Work order >>
Using the records below, find every line that includes "data" and copy it.

Stored records >>
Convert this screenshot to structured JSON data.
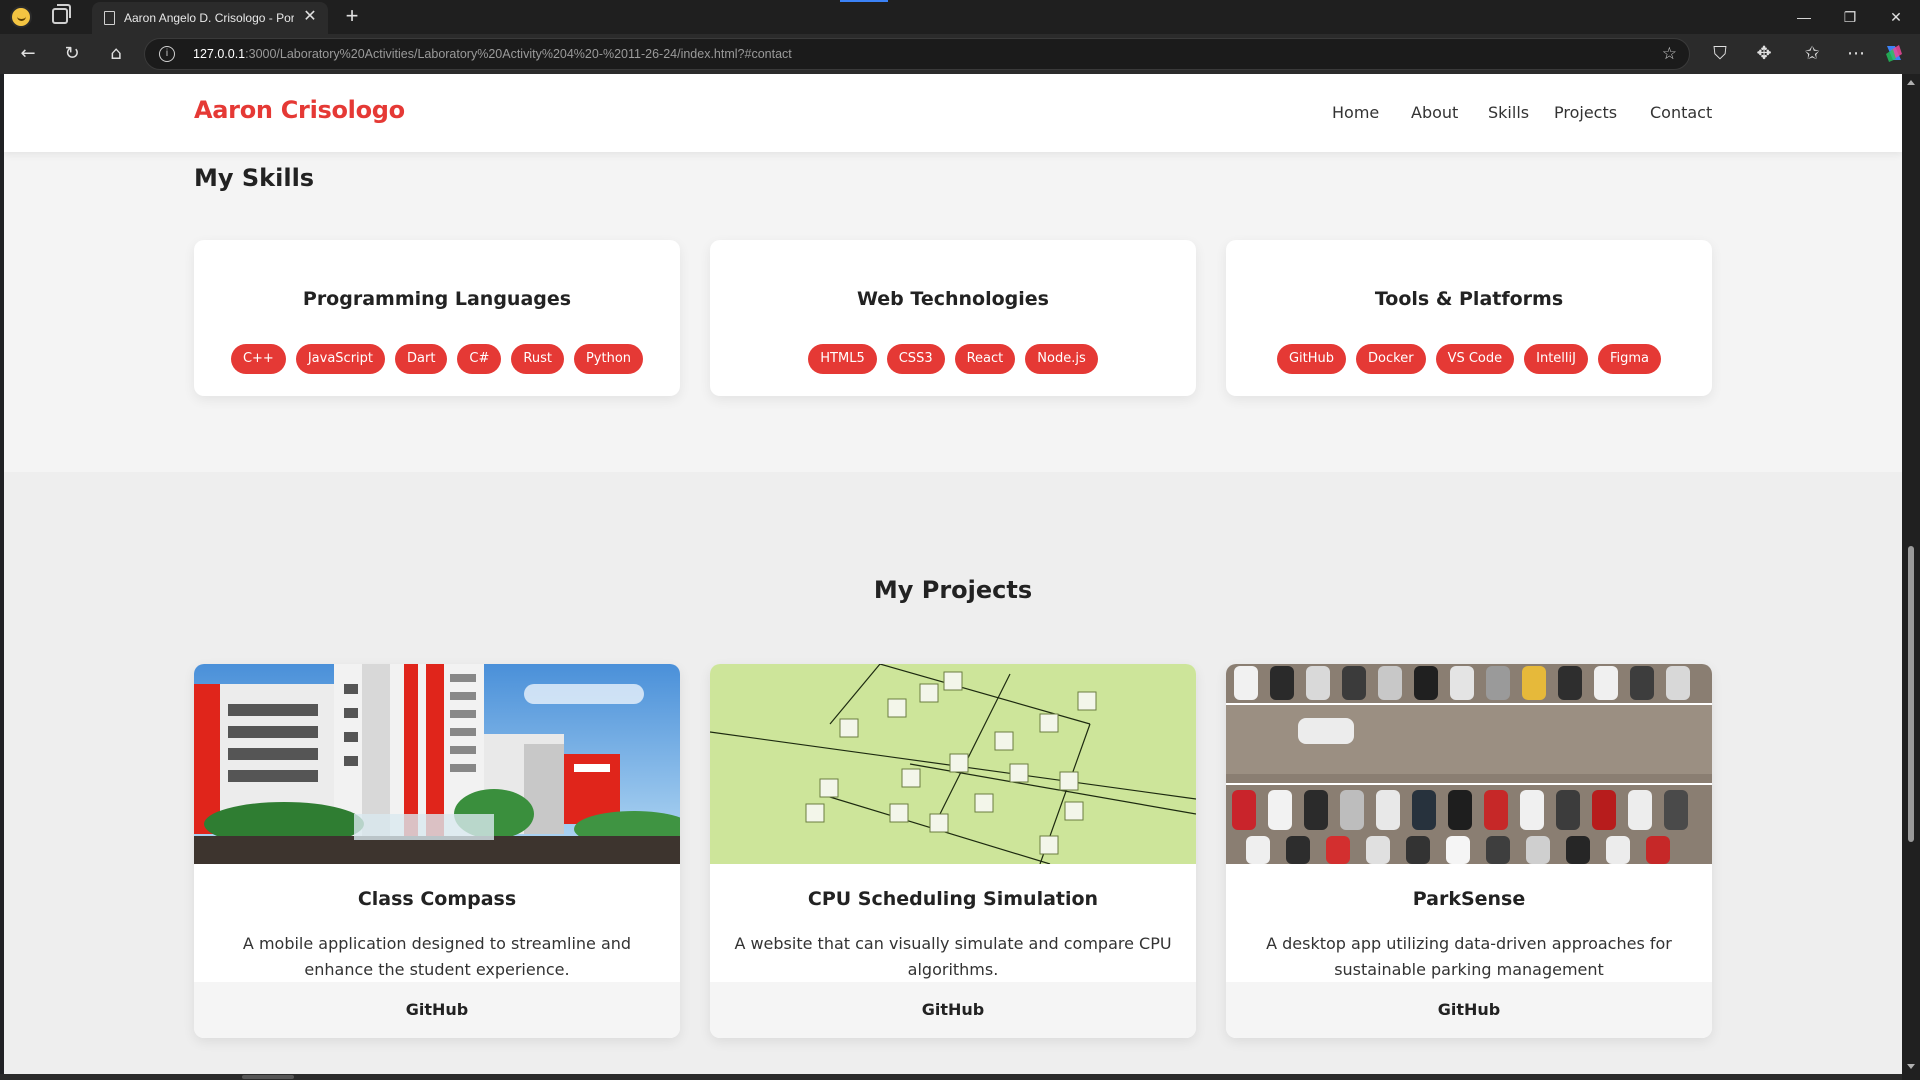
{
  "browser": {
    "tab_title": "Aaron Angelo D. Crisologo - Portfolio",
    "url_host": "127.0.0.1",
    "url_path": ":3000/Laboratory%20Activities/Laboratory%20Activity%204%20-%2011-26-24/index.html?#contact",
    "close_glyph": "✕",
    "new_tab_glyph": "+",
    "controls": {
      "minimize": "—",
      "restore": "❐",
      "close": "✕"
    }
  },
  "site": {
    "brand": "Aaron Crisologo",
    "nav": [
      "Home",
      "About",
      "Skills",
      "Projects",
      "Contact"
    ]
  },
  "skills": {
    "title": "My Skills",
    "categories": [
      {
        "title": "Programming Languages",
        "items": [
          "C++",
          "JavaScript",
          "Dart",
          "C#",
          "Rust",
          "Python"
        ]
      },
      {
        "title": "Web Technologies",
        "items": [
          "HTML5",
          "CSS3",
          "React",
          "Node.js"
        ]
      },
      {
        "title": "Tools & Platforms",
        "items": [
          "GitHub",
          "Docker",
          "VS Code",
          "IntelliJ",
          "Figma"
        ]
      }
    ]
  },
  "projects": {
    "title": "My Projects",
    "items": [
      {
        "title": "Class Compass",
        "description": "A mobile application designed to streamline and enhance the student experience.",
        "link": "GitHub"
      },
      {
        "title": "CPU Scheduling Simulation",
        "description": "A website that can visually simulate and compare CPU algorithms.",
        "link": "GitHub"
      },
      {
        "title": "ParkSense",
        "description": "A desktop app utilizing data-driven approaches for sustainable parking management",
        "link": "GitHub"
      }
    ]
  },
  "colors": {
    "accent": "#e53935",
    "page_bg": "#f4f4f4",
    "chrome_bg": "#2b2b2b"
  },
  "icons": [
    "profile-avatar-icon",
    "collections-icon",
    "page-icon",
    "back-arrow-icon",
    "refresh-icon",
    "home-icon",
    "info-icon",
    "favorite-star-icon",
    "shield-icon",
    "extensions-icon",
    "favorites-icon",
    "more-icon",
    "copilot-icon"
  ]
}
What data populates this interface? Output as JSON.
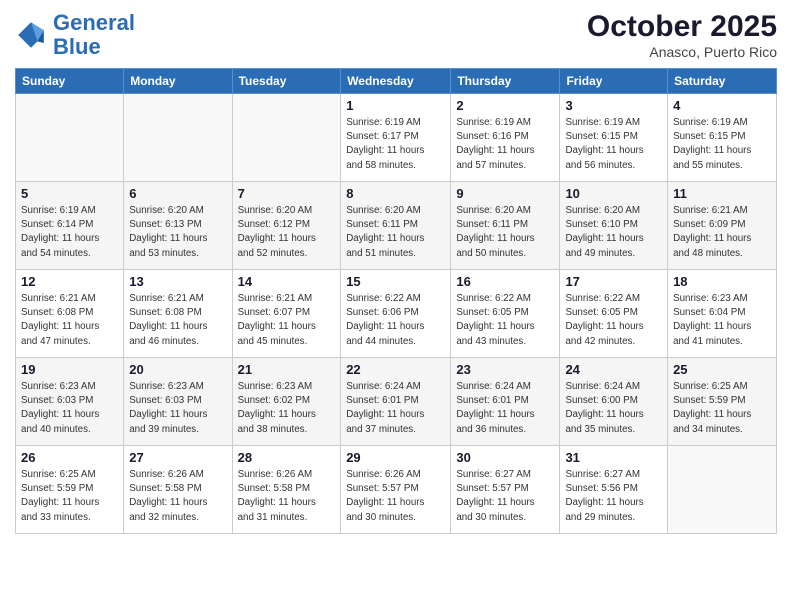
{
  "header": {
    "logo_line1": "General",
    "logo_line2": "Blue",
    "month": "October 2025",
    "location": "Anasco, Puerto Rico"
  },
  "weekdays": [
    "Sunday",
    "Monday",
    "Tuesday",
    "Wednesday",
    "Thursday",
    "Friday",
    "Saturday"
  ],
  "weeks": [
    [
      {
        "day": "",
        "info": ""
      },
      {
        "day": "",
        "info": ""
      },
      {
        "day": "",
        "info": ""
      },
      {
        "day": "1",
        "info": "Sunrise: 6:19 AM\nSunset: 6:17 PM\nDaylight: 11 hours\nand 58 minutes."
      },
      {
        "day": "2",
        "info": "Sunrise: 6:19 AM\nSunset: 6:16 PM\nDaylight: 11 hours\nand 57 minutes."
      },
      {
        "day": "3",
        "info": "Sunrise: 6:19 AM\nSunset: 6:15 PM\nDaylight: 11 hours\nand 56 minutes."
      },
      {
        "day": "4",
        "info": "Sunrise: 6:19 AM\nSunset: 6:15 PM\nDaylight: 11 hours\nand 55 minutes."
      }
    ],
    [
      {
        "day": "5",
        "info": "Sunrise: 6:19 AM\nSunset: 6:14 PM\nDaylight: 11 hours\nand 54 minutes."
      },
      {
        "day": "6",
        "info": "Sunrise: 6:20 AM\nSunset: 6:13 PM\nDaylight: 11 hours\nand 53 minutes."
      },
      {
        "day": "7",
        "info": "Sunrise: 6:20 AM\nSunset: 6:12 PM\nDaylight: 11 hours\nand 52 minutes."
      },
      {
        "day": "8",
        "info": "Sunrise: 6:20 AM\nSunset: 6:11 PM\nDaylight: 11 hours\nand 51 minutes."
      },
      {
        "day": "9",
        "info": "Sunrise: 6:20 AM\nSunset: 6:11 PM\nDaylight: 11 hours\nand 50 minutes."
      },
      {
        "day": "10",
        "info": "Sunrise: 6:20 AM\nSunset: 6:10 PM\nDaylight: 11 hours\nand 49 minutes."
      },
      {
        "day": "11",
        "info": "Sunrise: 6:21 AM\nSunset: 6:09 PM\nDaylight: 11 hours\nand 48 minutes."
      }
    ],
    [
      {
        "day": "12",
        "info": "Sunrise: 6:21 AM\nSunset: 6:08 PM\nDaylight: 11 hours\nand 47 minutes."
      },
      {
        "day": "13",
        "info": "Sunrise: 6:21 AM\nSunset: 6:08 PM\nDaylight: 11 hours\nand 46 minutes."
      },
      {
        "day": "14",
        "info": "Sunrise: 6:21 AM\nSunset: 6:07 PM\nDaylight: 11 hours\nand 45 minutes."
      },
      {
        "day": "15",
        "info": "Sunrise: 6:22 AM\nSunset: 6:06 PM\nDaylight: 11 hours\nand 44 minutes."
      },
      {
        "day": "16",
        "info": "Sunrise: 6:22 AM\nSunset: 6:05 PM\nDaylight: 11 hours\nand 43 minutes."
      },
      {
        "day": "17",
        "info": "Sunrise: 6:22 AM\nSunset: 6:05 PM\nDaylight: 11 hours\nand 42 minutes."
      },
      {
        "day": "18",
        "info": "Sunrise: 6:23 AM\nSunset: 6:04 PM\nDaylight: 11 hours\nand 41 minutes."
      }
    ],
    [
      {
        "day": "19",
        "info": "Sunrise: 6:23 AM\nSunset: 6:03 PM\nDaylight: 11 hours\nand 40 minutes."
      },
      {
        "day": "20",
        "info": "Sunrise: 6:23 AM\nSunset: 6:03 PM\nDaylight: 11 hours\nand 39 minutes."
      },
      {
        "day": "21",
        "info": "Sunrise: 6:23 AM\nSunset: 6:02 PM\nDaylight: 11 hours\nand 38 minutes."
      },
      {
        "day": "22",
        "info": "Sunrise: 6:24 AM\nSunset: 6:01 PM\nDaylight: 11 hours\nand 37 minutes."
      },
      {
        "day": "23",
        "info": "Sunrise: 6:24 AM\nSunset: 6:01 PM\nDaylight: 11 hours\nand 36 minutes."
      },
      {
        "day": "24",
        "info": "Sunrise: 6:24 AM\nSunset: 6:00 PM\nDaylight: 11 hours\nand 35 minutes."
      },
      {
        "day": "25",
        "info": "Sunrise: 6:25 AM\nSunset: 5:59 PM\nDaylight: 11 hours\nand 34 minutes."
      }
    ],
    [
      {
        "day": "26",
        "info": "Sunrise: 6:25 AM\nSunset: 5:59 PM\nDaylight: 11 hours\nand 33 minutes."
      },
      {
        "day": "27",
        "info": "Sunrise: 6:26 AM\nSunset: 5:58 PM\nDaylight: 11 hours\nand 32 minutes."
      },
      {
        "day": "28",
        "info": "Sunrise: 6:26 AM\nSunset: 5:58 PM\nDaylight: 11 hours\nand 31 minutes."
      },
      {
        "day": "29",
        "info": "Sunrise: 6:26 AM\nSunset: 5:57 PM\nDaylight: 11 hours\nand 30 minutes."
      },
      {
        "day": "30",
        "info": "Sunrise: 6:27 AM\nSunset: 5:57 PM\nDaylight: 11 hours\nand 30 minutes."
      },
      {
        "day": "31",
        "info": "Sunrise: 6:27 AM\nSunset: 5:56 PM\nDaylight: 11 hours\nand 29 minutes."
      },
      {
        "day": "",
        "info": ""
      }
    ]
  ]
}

Result of the exercise >>
Convert this screenshot to structured JSON data.
        "description": "A desktop app utilizing data-driven approaches for sustainable parking management",
What data populates this interface? Output as JSON.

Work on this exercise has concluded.